▸ **ABOUT THIS TASK**
In the entries below, find every line with "Output" and copy it.
+ + + + + + +
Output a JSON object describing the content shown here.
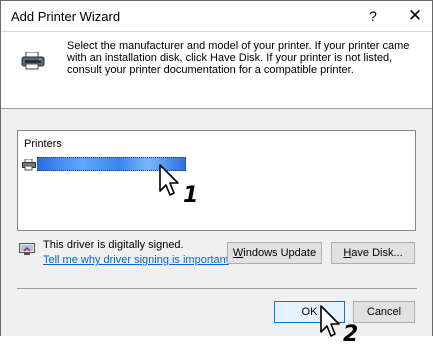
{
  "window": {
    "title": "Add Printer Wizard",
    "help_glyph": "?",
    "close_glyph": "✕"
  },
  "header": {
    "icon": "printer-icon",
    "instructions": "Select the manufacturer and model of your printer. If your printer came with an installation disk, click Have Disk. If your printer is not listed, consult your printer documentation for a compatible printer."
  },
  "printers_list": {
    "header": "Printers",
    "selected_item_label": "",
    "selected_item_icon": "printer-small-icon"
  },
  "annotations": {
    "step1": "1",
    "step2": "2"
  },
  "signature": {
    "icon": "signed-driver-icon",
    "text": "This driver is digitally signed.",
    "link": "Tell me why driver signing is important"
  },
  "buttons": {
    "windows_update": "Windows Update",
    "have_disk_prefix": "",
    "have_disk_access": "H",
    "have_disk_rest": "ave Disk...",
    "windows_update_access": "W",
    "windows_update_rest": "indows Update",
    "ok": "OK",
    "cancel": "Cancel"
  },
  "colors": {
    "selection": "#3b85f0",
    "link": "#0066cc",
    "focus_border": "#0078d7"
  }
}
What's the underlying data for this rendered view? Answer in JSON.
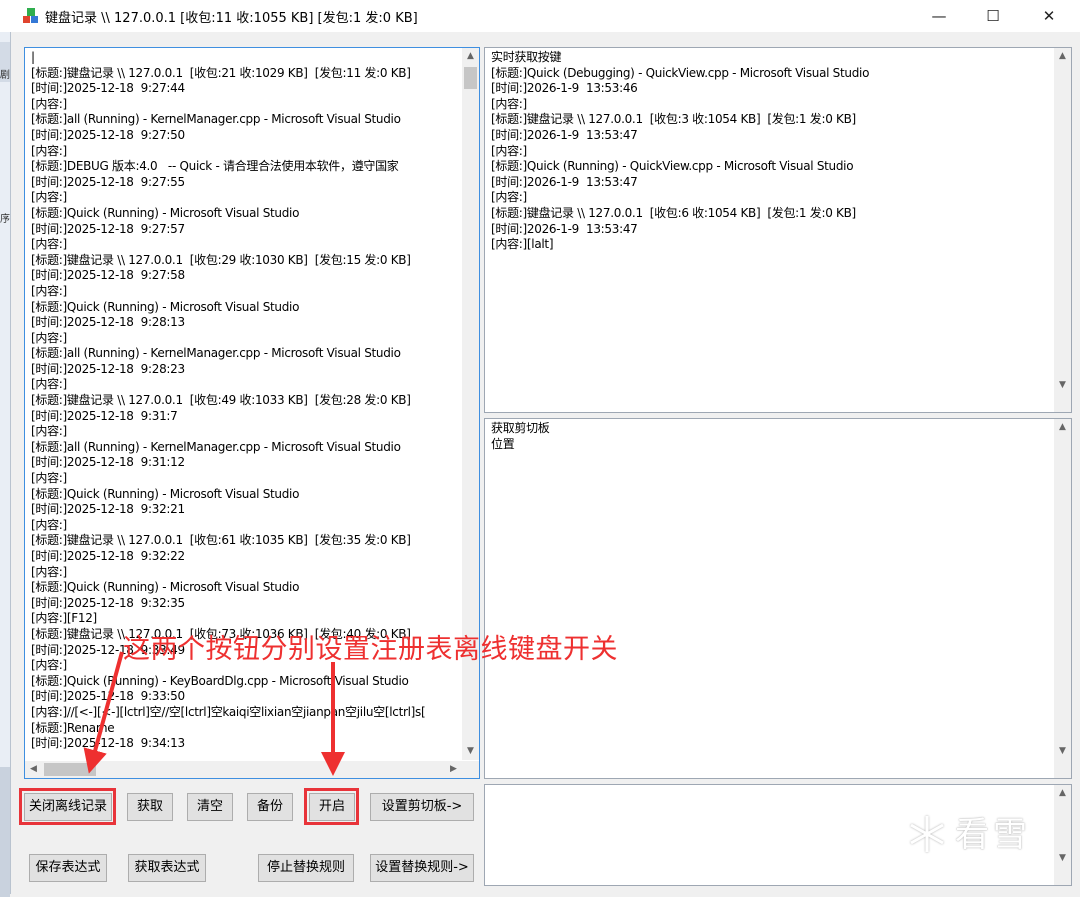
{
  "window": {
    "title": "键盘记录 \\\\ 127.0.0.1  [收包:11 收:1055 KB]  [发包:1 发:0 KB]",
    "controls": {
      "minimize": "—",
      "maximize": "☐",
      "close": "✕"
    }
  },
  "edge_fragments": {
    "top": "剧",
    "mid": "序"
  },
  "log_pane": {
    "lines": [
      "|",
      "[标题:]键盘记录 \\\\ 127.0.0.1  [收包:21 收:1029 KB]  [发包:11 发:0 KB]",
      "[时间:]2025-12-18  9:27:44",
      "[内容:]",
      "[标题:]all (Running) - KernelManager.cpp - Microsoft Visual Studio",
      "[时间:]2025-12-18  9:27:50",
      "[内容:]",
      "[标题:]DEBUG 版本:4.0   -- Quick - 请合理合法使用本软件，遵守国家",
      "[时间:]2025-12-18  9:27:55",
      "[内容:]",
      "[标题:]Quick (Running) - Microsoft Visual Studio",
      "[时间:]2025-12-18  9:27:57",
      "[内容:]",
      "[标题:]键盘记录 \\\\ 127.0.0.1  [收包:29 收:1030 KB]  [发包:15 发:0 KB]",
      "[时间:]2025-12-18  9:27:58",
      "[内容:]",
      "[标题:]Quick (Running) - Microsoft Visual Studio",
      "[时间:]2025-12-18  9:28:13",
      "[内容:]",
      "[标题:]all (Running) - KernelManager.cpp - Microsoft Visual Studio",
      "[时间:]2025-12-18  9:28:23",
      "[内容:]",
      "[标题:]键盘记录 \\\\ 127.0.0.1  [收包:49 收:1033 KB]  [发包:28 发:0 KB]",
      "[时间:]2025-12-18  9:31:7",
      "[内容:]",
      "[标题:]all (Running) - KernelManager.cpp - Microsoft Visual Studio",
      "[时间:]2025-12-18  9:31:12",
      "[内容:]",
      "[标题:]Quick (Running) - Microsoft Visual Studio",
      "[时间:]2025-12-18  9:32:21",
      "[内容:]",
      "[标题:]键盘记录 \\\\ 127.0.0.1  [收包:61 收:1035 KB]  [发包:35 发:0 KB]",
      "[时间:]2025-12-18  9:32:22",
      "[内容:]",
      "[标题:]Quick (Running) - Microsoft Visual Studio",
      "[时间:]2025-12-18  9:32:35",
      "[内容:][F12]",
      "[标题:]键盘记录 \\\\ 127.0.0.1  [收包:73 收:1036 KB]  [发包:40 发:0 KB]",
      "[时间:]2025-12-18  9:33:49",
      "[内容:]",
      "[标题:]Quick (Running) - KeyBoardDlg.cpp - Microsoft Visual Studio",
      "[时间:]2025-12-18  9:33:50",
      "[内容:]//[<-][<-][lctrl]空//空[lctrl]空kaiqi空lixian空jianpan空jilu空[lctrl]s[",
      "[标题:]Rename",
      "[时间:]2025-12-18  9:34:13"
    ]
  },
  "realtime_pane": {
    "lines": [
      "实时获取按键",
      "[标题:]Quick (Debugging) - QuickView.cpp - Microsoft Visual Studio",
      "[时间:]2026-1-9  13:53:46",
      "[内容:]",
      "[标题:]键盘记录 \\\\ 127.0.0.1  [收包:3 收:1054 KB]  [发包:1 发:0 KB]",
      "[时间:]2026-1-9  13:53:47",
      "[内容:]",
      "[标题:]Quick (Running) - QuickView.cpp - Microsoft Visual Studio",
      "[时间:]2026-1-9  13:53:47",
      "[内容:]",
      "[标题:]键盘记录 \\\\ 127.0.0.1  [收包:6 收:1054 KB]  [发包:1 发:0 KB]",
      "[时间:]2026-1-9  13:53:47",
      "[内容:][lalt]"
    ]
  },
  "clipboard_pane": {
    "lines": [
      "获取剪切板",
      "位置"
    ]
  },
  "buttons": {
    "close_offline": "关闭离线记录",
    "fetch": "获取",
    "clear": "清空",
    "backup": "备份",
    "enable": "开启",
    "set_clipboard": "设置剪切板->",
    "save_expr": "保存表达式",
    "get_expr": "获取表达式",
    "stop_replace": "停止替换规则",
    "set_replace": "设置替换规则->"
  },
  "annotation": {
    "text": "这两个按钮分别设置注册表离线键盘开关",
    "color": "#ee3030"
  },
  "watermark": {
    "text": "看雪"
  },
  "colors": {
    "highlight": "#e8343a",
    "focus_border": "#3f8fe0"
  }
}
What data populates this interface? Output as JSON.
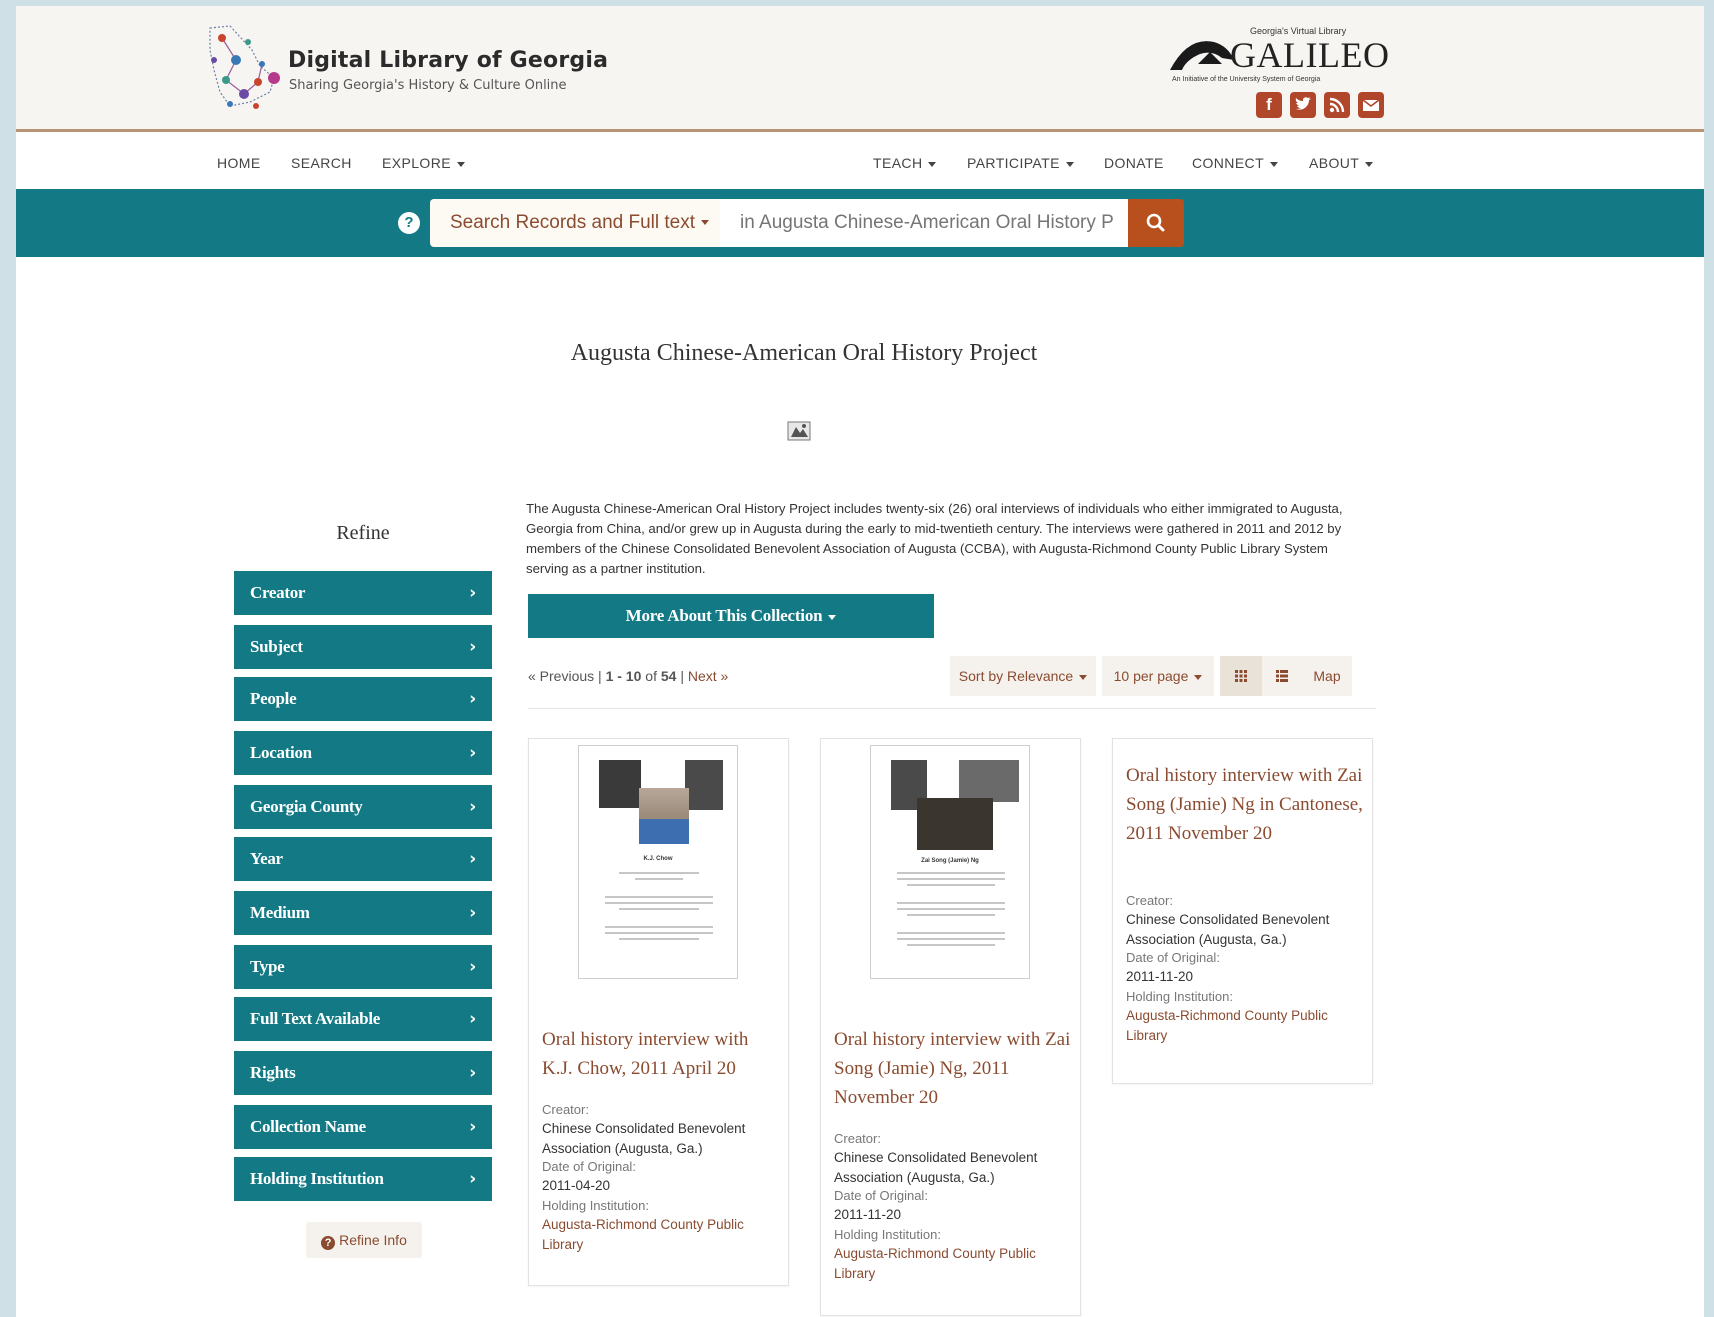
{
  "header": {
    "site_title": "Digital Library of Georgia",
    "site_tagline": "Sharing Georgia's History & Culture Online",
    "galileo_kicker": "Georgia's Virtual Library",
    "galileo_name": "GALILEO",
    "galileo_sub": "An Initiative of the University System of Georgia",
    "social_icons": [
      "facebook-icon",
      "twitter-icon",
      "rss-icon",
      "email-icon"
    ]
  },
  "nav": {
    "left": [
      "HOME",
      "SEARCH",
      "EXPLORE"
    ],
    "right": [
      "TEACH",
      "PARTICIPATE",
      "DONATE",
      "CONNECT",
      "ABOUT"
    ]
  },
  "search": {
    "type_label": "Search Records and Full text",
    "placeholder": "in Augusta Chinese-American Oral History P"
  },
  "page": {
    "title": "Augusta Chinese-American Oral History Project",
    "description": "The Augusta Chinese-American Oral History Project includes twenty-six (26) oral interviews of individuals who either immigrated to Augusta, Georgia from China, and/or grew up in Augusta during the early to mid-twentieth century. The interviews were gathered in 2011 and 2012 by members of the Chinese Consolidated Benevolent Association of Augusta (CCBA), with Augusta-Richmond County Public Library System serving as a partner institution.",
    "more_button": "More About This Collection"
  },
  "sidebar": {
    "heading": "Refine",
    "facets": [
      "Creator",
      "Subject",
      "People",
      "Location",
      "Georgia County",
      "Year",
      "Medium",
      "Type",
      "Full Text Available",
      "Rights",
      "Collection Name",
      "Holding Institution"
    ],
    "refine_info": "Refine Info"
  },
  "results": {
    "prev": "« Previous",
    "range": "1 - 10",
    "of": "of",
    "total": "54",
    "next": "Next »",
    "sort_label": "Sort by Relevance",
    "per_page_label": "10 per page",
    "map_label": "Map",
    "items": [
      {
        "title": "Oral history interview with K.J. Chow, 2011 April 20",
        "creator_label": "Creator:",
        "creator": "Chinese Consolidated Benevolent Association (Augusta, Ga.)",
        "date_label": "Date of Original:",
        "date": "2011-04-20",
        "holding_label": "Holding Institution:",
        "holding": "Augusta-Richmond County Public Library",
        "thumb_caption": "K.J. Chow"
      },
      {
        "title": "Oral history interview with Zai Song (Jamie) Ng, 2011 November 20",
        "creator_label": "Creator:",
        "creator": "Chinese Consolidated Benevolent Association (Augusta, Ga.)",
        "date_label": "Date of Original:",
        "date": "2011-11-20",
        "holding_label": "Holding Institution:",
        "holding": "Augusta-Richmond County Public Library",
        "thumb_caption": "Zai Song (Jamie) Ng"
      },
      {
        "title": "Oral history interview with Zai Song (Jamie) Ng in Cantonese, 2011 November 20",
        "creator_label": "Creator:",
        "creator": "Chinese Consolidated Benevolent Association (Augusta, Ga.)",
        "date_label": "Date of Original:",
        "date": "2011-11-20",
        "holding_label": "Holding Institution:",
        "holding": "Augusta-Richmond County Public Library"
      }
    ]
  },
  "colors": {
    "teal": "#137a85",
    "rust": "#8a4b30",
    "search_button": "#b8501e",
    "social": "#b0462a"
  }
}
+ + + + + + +
▸ **RESPONSE TO THIS TASK**
Output a JSON object describing the content shown here.
What data populates this interface? Output as JSON.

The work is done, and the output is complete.